EricAJacobson

Sergeant
Joined
Oct 15, 2012
Messages
521
From Nathan Bedford Forrest's testimony to the Joint Select Committe:

Q: “What do you think of negro suffrage?”

A: “I am opposed to it under any and all circumstances, and in our convention urged our party not to commit themselves at all upon the subject. If the negroes vote to enfranchise us, I do not think I would favor their disfranchisement. We will stand by those who help us. And here I want you to understand distinctly I am not an enemy to the negro. We want him here among us; he is the only laboring class we have; and, more than that, I would sooner trust him than the white scalawag or carpet-bagger. When I entered the army I took forty-seven negroes into the army with me, and forty-five of them were surrendered with me. I said to them at the start: ‘This fight is against slavery; if we lose it, you will be made free; if we whip the fight, and you stay with me and be good boys, I will set you free; in either case you will be free.’ These boys staid with me, drove my teams, and better confederates did not live.”

The emphasis is mine, and since we often hear about Forrest taking blacks with him to war, I think it is equally important to note what Forrest thought the war was about.
 

EricAJacobson

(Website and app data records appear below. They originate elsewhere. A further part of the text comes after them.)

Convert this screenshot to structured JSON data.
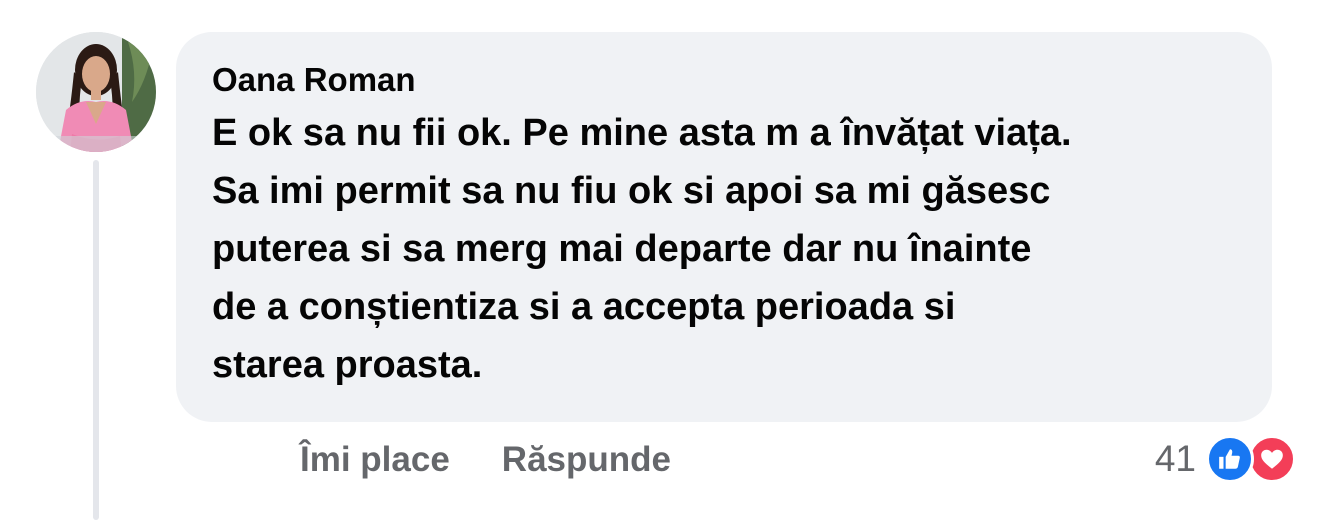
{
  "comment": {
    "author": "Oana Roman",
    "lines": [
      "E ok sa nu fii ok. Pe mine asta m a învățat viața.",
      "Sa imi permit sa nu fiu ok si apoi sa mi găsesc",
      "puterea si sa merg mai departe dar nu înainte",
      "de a conștientiza si a accepta perioada si",
      "starea proasta."
    ]
  },
  "actions": {
    "like_label": "Îmi place",
    "reply_label": "Răspunde"
  },
  "reactions": {
    "count": "41",
    "icons": [
      "like-icon",
      "love-icon"
    ],
    "colors": {
      "like": "#1877f2",
      "love": "#f33e58"
    }
  },
  "colors": {
    "bubble_bg": "#f0f2f5",
    "text": "#050505",
    "secondary_text": "#65676b"
  }
}
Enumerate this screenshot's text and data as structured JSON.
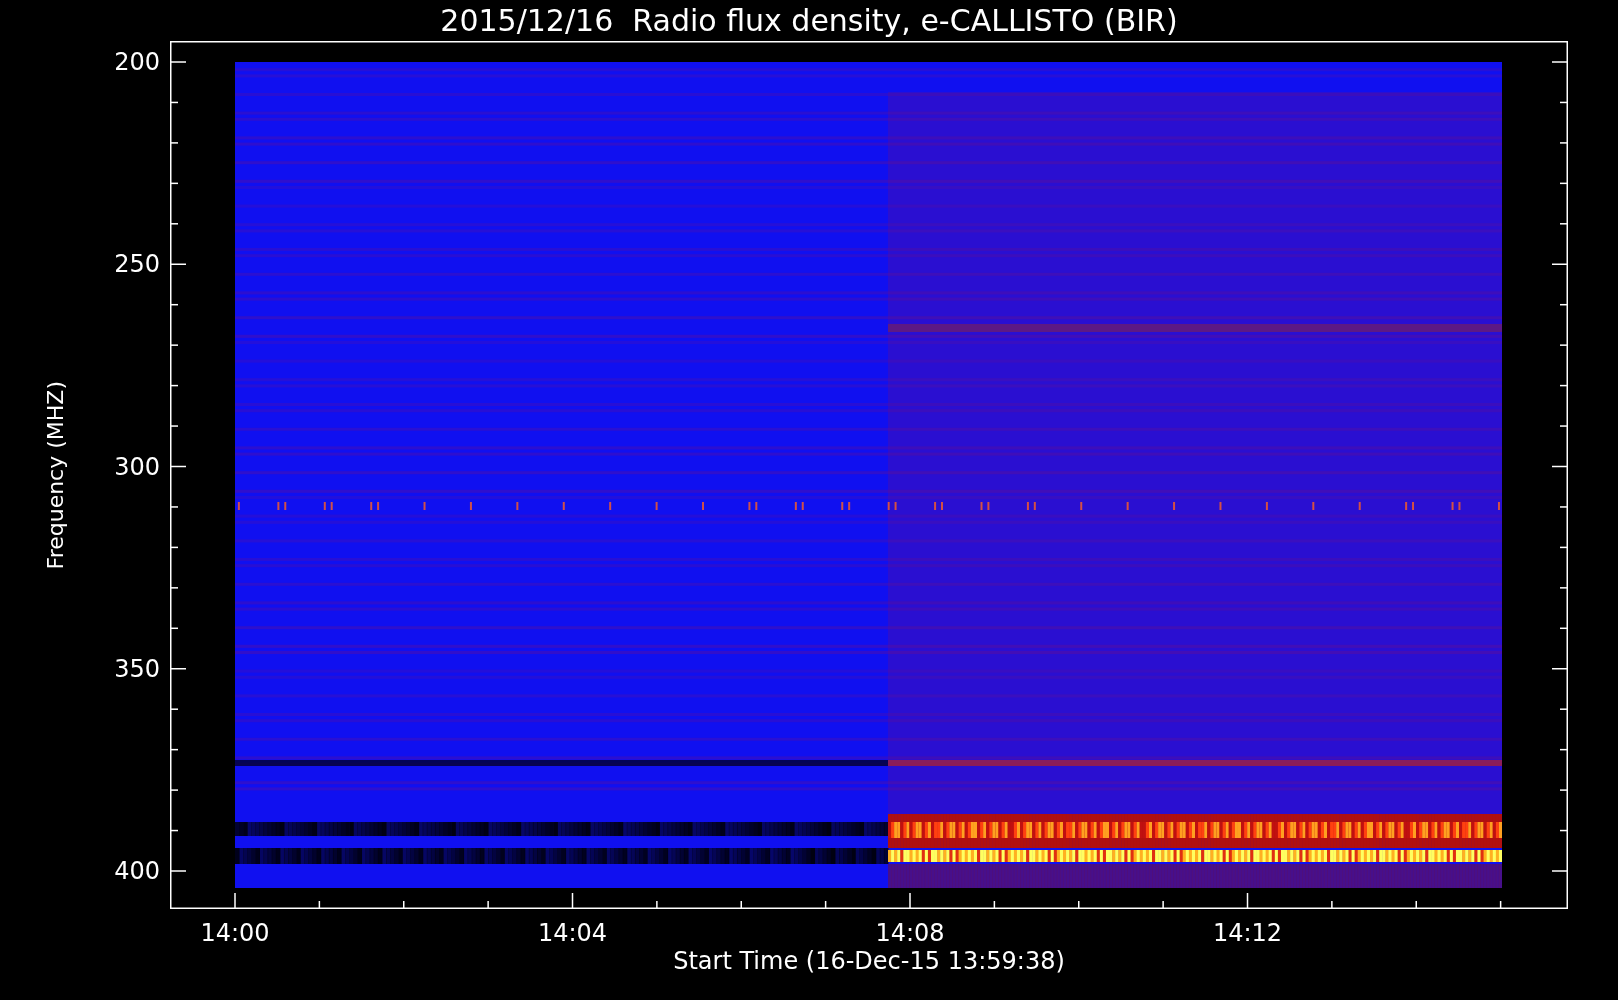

Sergeant
Joined
Oct 15, 2012
Messages
521
Sorry, I just noticed you posted the same thing I did on page 3. I normally cannot read through the regurgitation of threads such as this, but couldn't help myself and just had to read the whole thing. Now I feel silly, because it seems like I've seen such threads about 8 million times before. And I keep posting....and reading....and......is this room circular???
 


Fewer ads. Lots of American Civil War content!
JOIN NOW: REGISTER HERE!
Top